Liquidity is another critical consideration in building a sustainable stablecoin. If you didn’t get it right, your whole efforts towards building a stablecoin might become a fire flare. You must work around the coin value, inflation, and transaction fees and protect it from the high supply. This makes it difficult for secondary market sellers to sell at a discount.
- System technical and visual designs
You can regard this step as the user-focused phase. It is the process where you design the whole system for users to interact with your stablecoin easily. This means that you will often design the screens for websites and mobile apps. Without this, users might find it hard to use and maximize your stablecoin.
- Smart Contract Development, Blockchain Integration and Mainnet Launch
The next major step after the designs is system development. This mandates you to write smart contracts that will interact with your stablecoin. After developing your stablecoin features and connecting them to a blockchain, you can launch it through the test net. There are various test nets available on the Ethereum platform. Thus, you can launch there and ask for real-time feedback on the quality of your crypto product.

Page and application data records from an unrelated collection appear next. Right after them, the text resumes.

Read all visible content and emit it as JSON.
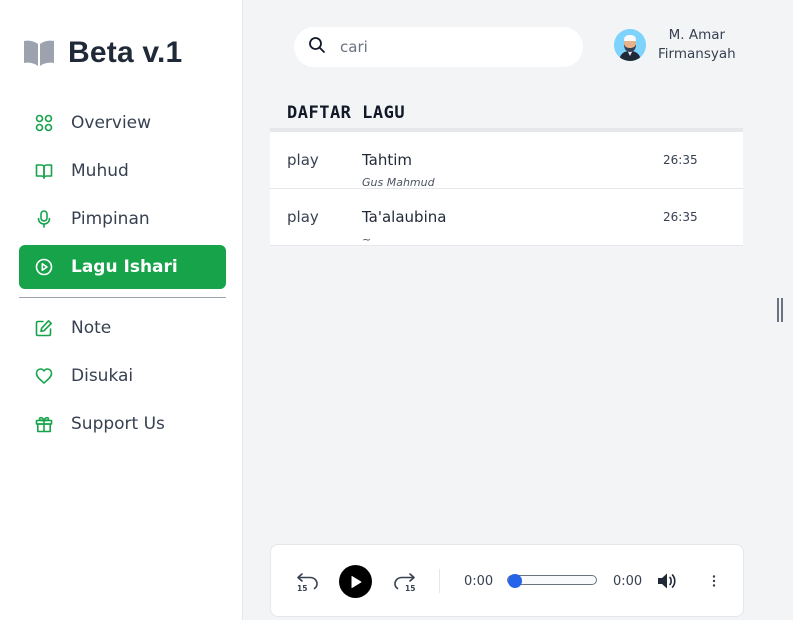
{
  "brand": {
    "title": "Beta v.1"
  },
  "sidebar": {
    "items": [
      {
        "label": "Overview",
        "icon": "grid-icon"
      },
      {
        "label": "Muhud",
        "icon": "book-open-icon"
      },
      {
        "label": "Pimpinan",
        "icon": "microphone-icon"
      },
      {
        "label": "Lagu Ishari",
        "icon": "play-circle-icon",
        "active": true
      },
      {
        "label": "Note",
        "icon": "edit-icon"
      },
      {
        "label": "Disukai",
        "icon": "heart-icon"
      },
      {
        "label": "Support Us",
        "icon": "gift-icon"
      }
    ]
  },
  "search": {
    "placeholder": "cari",
    "value": ""
  },
  "user": {
    "name_line1": "M. Amar",
    "name_line2": "Firmansyah"
  },
  "list": {
    "title": "DAFTAR LAGU",
    "songs": [
      {
        "action": "play",
        "title": "Tahtim",
        "artist": "Gus Mahmud",
        "duration": "26:35"
      },
      {
        "action": "play",
        "title": "Ta'alaubina",
        "artist": "~",
        "duration": "26:35"
      }
    ]
  },
  "player": {
    "current_time": "0:00",
    "total_time": "0:00",
    "rewind_seconds": "15",
    "forward_seconds": "15",
    "progress": 0
  },
  "colors": {
    "accent": "#16a34a",
    "background": "#f3f4f6",
    "progress_thumb": "#2563eb"
  }
}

3 Best Stablecoins to Buy
- Tether (USDT)
Tether (USDT) is the oldest stablecoin in the crypto market. It was launched in 2014, and its popularity didn’t go down to date. Based on market capitalization, it is the most valuable stablecoin. It was primarily used to move money across exchanges. But today, it has been integrated as a payment option across international markets.
- AABB Gold Token (AABBG)
AABB Gold Token is a cryptocurrency token tied to the market value of gold. It is hybrid crypto that has 100% backing of physical gold. AABBG is initially not a stablecoin, but it functions as one and provides more financial advantages than stablecoins. Its price is pegged at 0.1 grams spot price of gold. You can buy AABBG on the AABB Wallet app.
- Binance USD (BUSD)
Binance USD (BUSD) is a stablecoin tied to the U.S. dollar. Its supply is pegged at a ratio of 1:1, and it undergoes monthly auditing. That explains that a unit of BUSD has $1 held in reserve. You can swap your BUSD for fiat when there is a need. You transact at no cost when using the Binance exchange to convert fiat or crypto to BUSD.
Is Stablecoin a Good Investment?
Despite the doubts surrounding crypto sustainability as a financial tool, stablecoins create a fresh perspective for global users to adopt crypto as payment options. It doesn’t go without mentioning that there are different risks associated with stablecoins. On the other hand, they have served to cushion economic shocks crypto might bring to the traditional finance system.
However, if you want to invest in a crypto token that serves the best function of a stablecoin, AABB Gold Token (AABBG) should be your next call. AABBG is hybrid crypto that has the total backing of physical gold. As a token, it benefits from the market advantage of gold and crypto markets.